>in Hagaman (I think) called WCDB on Channel 29.  Later the former WMGT,
>Channel 19, on Mt. Graylock, became WCDC, as it still is.  Sometime after
>1957 (when my family moved back to the Boston area), WCDA-WCDB became WTEN
>on Channel 10.  WCDC on Channel 19 has continued to relay the WTEN
And the original Channel 10 site was a 1350-ft tower in Vail Mills, NY just
south of Sacondaga Reservoir about 35 miles west northwest of downtown
Albany. Remember that WROW (AM and TV) were the first properties of Capital
Cities (hence the company name). The rest, as they say, is history :-)

The original site of Channel 41 (both studios and TX) was in North
Greenbush, south of Troy. WROW-TV's 700 ft tower still stands; it is the TX
site of RPI's student-run WRPI-FM (91.5). With all of the troubles with
reception of early UHF, WROW-TV was not doing well from the N Greenbush
site. The first thing that WROW did was lease the facilities of (then) WMGT
North Adams, now WCDC (originally Channel 74, later--and still--Channel 19).
UHF receivers of the day didn't work well on high channels like 74, but the
station had an excellent location on top of Mt Greylock, the highest point
in MA. The WMGT calls stood for Mount Greylock TV. The move to Channel 19
really helped reception.

Still, WROW-TV was dying, especially in Schenectady. The N Greenbush tower
was 700-ft high, but it was built on land near the Hudson and the land rises
quite steeply to the east and west of the site. Consequently the Channel 41
antenna really didn't overlook Schenectady. Moreover, even without the
reception problems, conversion of TV receivers to UHF was going very slowly.

People kept searching for a way to drop another VHF assignment into the
Capital District. In those days, though, with the exception of stations that
were short-spaced to adjacent-channel stations (new Haven's Channel 8--short
spaced to WABC-TV and WOR-TV was an example), there were no short-spaced
allocations. That is, no TV station was short spaced to a co-channel
station. Hence, when someone at CapCities discovered this little traingle of
land in Vail Mills that was just 170 miles from Rochester, Montreal, and
Providence, there was great Jubilation.

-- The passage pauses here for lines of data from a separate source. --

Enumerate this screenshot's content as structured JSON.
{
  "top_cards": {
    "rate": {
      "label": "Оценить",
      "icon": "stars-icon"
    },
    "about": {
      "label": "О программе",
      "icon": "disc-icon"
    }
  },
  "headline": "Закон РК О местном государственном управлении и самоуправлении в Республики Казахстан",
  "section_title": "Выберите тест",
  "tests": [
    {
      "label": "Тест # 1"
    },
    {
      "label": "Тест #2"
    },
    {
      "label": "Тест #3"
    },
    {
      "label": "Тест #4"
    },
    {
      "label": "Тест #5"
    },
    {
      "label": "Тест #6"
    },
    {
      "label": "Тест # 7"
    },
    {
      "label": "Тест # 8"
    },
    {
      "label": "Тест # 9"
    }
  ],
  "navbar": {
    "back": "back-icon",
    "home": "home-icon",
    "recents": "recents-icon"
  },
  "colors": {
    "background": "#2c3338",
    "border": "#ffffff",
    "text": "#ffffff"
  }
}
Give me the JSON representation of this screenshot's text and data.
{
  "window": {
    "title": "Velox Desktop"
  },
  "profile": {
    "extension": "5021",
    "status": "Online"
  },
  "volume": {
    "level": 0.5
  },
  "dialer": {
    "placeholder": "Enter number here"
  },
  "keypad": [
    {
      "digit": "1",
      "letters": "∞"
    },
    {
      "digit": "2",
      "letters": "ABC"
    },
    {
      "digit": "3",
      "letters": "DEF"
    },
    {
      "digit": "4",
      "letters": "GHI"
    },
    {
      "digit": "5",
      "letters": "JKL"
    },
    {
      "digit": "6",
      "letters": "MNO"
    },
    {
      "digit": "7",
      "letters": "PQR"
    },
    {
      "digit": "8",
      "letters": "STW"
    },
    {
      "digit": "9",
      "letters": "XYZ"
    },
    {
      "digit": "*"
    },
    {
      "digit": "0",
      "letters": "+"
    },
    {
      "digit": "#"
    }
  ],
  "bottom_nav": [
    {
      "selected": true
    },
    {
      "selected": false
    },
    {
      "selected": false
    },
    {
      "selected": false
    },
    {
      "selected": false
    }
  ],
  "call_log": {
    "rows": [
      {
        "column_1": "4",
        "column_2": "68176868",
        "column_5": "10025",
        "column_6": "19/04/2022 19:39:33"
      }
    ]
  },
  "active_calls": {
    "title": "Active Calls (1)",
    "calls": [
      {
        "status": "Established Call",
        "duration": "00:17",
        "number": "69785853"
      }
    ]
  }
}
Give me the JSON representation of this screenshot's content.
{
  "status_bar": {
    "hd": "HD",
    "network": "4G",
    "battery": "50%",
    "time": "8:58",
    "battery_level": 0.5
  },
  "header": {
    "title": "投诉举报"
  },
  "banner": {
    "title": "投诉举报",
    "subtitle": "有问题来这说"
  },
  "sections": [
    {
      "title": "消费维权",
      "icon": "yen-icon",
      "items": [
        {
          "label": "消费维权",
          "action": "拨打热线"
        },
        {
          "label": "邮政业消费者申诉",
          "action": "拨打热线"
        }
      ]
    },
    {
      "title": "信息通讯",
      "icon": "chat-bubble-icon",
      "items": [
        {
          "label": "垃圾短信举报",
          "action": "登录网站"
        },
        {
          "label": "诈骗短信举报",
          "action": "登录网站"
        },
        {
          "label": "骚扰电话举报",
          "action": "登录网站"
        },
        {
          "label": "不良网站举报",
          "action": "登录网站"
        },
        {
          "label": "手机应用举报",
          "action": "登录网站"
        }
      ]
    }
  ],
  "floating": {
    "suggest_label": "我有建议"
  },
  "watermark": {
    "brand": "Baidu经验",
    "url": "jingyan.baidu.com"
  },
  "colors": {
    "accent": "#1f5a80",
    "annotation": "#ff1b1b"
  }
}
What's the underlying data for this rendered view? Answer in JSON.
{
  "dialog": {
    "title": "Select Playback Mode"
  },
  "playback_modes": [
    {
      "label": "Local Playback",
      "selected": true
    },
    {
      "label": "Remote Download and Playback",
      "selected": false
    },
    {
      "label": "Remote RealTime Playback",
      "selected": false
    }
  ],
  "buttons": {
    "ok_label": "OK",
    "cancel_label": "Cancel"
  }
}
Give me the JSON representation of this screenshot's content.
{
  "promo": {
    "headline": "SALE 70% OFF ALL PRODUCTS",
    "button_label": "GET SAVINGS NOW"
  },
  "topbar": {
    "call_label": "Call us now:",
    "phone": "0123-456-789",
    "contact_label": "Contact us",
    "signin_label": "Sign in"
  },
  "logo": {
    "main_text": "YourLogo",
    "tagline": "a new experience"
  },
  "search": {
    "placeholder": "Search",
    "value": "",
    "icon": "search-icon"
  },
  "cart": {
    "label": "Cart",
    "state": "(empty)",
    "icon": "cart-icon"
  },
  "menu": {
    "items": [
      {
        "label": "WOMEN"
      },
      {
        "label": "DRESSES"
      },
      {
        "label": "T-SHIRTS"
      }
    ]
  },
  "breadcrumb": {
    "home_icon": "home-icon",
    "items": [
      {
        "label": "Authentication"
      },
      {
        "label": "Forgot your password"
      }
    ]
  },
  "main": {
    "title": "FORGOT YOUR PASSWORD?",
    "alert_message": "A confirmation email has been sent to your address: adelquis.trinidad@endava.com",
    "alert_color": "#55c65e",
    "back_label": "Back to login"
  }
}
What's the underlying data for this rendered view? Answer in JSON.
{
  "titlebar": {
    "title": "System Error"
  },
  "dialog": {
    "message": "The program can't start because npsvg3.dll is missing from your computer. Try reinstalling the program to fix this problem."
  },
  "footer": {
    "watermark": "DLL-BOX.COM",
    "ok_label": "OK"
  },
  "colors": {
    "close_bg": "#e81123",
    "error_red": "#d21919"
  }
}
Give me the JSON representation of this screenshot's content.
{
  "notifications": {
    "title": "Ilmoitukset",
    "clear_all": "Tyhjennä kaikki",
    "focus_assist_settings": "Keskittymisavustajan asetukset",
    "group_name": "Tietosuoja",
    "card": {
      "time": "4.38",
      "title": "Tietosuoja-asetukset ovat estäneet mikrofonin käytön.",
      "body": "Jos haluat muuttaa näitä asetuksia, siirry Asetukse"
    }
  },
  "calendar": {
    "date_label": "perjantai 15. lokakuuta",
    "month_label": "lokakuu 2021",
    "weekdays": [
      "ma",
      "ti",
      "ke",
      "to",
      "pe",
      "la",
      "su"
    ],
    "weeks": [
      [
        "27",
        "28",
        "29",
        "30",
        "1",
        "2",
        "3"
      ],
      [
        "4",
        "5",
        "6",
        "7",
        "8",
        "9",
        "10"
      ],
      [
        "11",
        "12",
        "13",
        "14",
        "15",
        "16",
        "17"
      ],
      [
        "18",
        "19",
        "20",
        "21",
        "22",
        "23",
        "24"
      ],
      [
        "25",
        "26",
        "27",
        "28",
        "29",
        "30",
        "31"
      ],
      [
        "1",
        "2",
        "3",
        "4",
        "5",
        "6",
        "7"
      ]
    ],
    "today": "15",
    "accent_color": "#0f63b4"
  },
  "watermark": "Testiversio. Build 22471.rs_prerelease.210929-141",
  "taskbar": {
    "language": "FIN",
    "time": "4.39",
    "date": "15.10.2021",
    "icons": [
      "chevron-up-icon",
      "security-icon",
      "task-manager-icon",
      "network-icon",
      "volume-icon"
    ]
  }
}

The site had problems, though. The main one was the distance from Albany.
Further, much of Albany's population at the time lived in the valley, which
was shielded from the signal by the higher terrain to the west. So, although
Channel 10 delivered a very good signal to Schenetady, making channel 29 in
Hagaman unnecessary, it didn't help a lot in Albany and Troy. For that
reason Channel 41 remained on the air. Joe Ross mentioned the calls; I think
they were WCDA. And of course, Channel 19 remained to serve the Berkshires
and the area between the Capital District and the Mass line. Anyhow,
eventually, the FCC started to allow TVs that were short-spaced to
co-channel stations, and Channel 10 was able to move to the Heldeberg
Mountains southwest of Albany. This is the area where Channel 6 and most of
the higher powered FMs in the Capital District are located.

One thing I've never learned, though, is whether, when Channel 35 moved to
Channel 13, the VHF station took to the air immediately from its current
site at the old channel 35 site (which is on Bald Mountain notheast of
Troy). Or did Channel 13 have to start out from a site well to the north of
Albany to maintain the 170-mile spacing to Channel 13 in Newark NJ (New York
City)? Such a site, though a few miles further from Albany than Vail Mills,
might actually have worked better, because there is high terrain there that
looks right down into the Hudson Valley, which lies immediately to the south.

- -------------------------------
Dan Strassberg (Note: Address is CASE SENSITIVE!)
ALL _LOWER_ CASE!!!--> dan.strassberg@worldnet.att.net
(617) 558-4205; Fax (617) 928-4205


End of boston-radio-interest-digest V1 #11